  • Cavanagh J, Eisenberg M, Guitart-Masip M, Huys QJM and Frank MJ
  • J. Neurosci. (2013) 33(19):8541-8548
  • Pavlovian biases influence learning and decision making by intricately coupling reward seeking with action invigoration and punishment avoidance with action suppression. This bias is not always adaptive; it can oftentimes interfere with instrumental requirements. The prefrontal cortex is thought to help resolve such conflict between motivational systems, but the nature of this control process remains unknown. EEG recordings of mid-frontal theta band power are sensitive to conflict and predictive of adaptive control over behavior, but it is not clear whether this signal would reflect control over conflict between motivational systems. Here we utilized a task that orthogonalized action requirements and outcome valence while recording concurrent EEG in human participants. By applying a computational model of task performance, we derived parameters reflective of the latent influence of Pavlovian bias and how it was modulated by mid- frontal theta power during motivational conflict. Between subjects, individuals who performed better under Pavlovian conflict exhibited higher mid-frontal theta power. Within subjects, trial- to-trial variance in theta power was predictive of ability to overcome the influence of the Pavlovian bias, and this effect was most pronounced in individuals with higher mid-frontal theta to conflict.
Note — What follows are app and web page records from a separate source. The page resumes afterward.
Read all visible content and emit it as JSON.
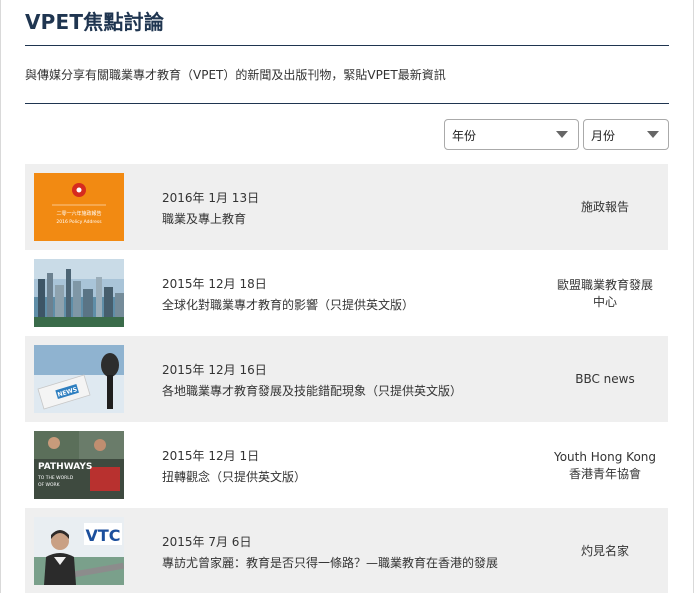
{
  "page": {
    "title": "VPET焦點討論",
    "intro": "與傳媒分享有關職業專才教育（VPET）的新聞及出版刊物，緊貼VPET最新資訊"
  },
  "filters": {
    "year_label": "年份",
    "month_label": "月份"
  },
  "articles": [
    {
      "date": "2016年 1月 13日",
      "title": "職業及專上教育",
      "source": [
        "施政報告"
      ],
      "thumb_icon": "policy-address-cover",
      "thumb_text": [
        "二零一六年施政報告",
        "2016 Policy Address"
      ]
    },
    {
      "date": "2015年 12月 18日",
      "title": "全球化對職業專才教育的影響（只提供英文版）",
      "source": [
        "歐盟職業教育發展",
        "中心"
      ],
      "thumb_icon": "city-skyline-photo"
    },
    {
      "date": "2015年 12月 16日",
      "title": "各地職業專才教育發展及技能錯配現象（只提供英文版）",
      "source": [
        "BBC news"
      ],
      "thumb_icon": "news-microphone-photo",
      "thumb_text": [
        "NEWS"
      ]
    },
    {
      "date": "2015年 12月 1日",
      "title": "扭轉觀念（只提供英文版）",
      "source": [
        "Youth Hong Kong",
        "香港青年協會"
      ],
      "thumb_icon": "pathways-cover",
      "thumb_text": [
        "PATHWAYS",
        "TO THE WORLD",
        "OF WORK"
      ]
    },
    {
      "date": "2015年 7月 6日",
      "title": "專訪尤曾家麗：教育是否只得一條路？—職業教育在香港的發展",
      "source": [
        "灼見名家"
      ],
      "thumb_icon": "interview-photo",
      "thumb_text": [
        "VTC"
      ]
    }
  ]
}
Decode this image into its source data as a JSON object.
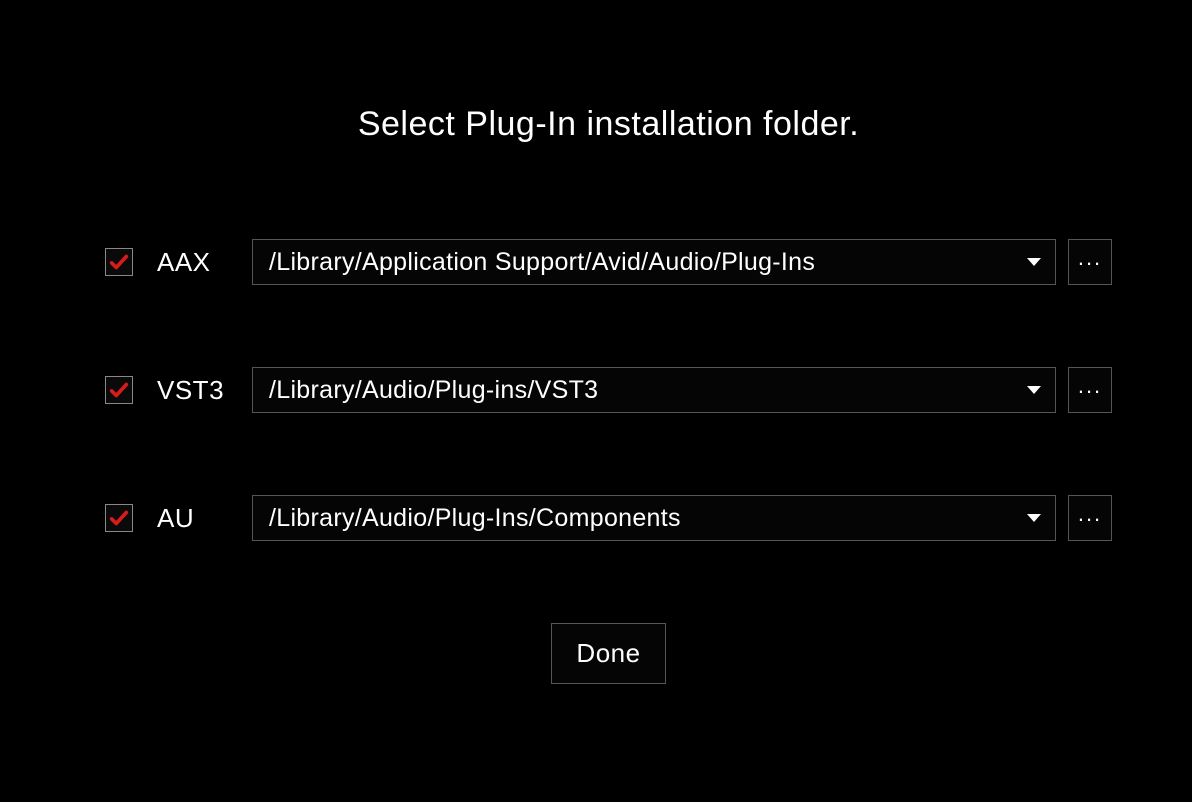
{
  "heading": "Select Plug-In installation folder.",
  "rows": [
    {
      "label": "AAX",
      "checked": true,
      "path": "/Library/Application Support/Avid/Audio/Plug-Ins"
    },
    {
      "label": "VST3",
      "checked": true,
      "path": "/Library/Audio/Plug-ins/VST3"
    },
    {
      "label": "AU",
      "checked": true,
      "path": "/Library/Audio/Plug-Ins/Components"
    }
  ],
  "browse_label": "...",
  "done_label": "Done"
}
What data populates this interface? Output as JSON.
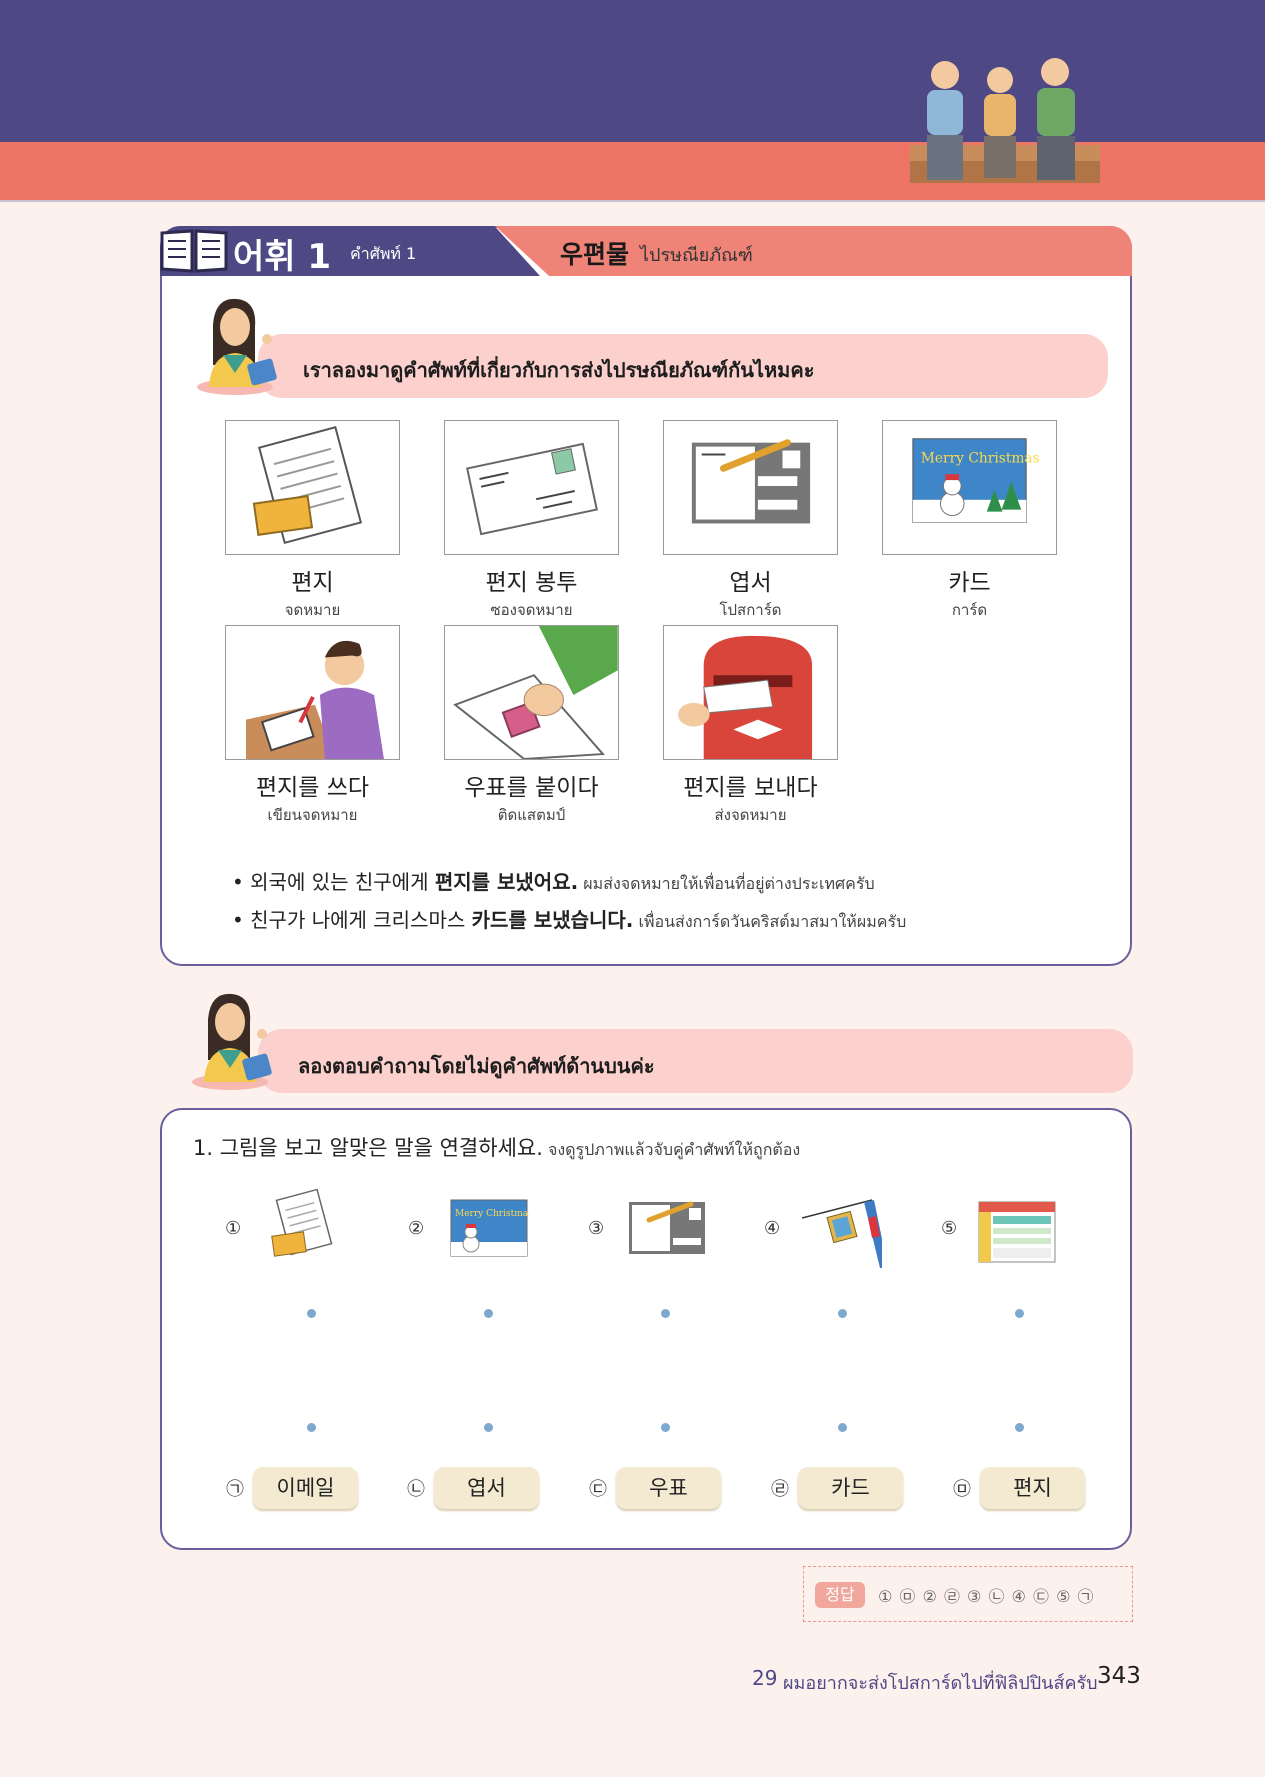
{
  "header": {
    "section_label": "어휘 1",
    "section_sub": "คำศัพท์ 1",
    "topic_kr": "우편물",
    "topic_th": "ไปรษณียภัณฑ์"
  },
  "intro_prompt": "เราลองมาดูคำศัพท์ที่เกี่ยวกับการส่งไปรษณียภัณฑ์กันไหมคะ",
  "vocab": [
    {
      "kr": "편지",
      "th": "จดหมาย",
      "icon": "letter"
    },
    {
      "kr": "편지 봉투",
      "th": "ซองจดหมาย",
      "icon": "envelope"
    },
    {
      "kr": "엽서",
      "th": "โปสการ์ด",
      "icon": "postcard"
    },
    {
      "kr": "카드",
      "th": "การ์ด",
      "icon": "christmas-card"
    },
    {
      "kr": "편지를 쓰다",
      "th": "เขียนจดหมาย",
      "icon": "writing-letter"
    },
    {
      "kr": "우표를 붙이다",
      "th": "ติดแสตมป์",
      "icon": "stamp"
    },
    {
      "kr": "편지를 보내다",
      "th": "ส่งจดหมาย",
      "icon": "mailbox"
    }
  ],
  "examples": [
    {
      "bullet": "•",
      "pre": "외국에 있는 친구에게 ",
      "bold": "편지를 보냈어요.",
      "th": " ผมส่งจดหมายให้เพื่อนที่อยู่ต่างประเทศครับ"
    },
    {
      "bullet": "•",
      "pre": "친구가 나에게 크리스마스 ",
      "bold": "카드를 보냈습니다.",
      "th": " เพื่อนส่งการ์ดวันคริสต์มาสมาให้ผมครับ"
    }
  ],
  "practice_prompt": "ลองตอบคำถามโดยไม่ดูคำศัพท์ด้านบนค่ะ",
  "exercise": {
    "title": "1. 그림을 보고 알맞은 말을 연결하세요.",
    "title_th": " จงดูรูปภาพแล้วจับคู่คำศัพท์ให้ถูกต้อง",
    "items": [
      {
        "num": "①",
        "icon": "letter"
      },
      {
        "num": "②",
        "icon": "christmas-card"
      },
      {
        "num": "③",
        "icon": "postcard"
      },
      {
        "num": "④",
        "icon": "stamp-flag"
      },
      {
        "num": "⑤",
        "icon": "email-window"
      }
    ],
    "options": [
      {
        "mark": "㉠",
        "label": "이메일"
      },
      {
        "mark": "㉡",
        "label": "엽서"
      },
      {
        "mark": "㉢",
        "label": "우표"
      },
      {
        "mark": "㉣",
        "label": "카드"
      },
      {
        "mark": "㉤",
        "label": "편지"
      }
    ]
  },
  "answer": {
    "label": "정답",
    "text": "① ㉤  ② ㉣  ③ ㉡  ④ ㉢  ⑤ ㉠"
  },
  "footer": {
    "lesson_num": "29",
    "lesson_title": "ผมอยากจะส่งโปสการ์ดไปที่ฟิลิปปินส์ครับ",
    "page": "343"
  },
  "colors": {
    "header_purple": "#4e4885",
    "header_coral": "#ee7565",
    "pill_pink": "#fcd1cd",
    "dot_blue": "#7da8cf"
  }
}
These findings demonstrate that mid-frontal theta is not only a sensitive index of prefrontal control, but it can also reflect the application of top-down control over instrumental processes.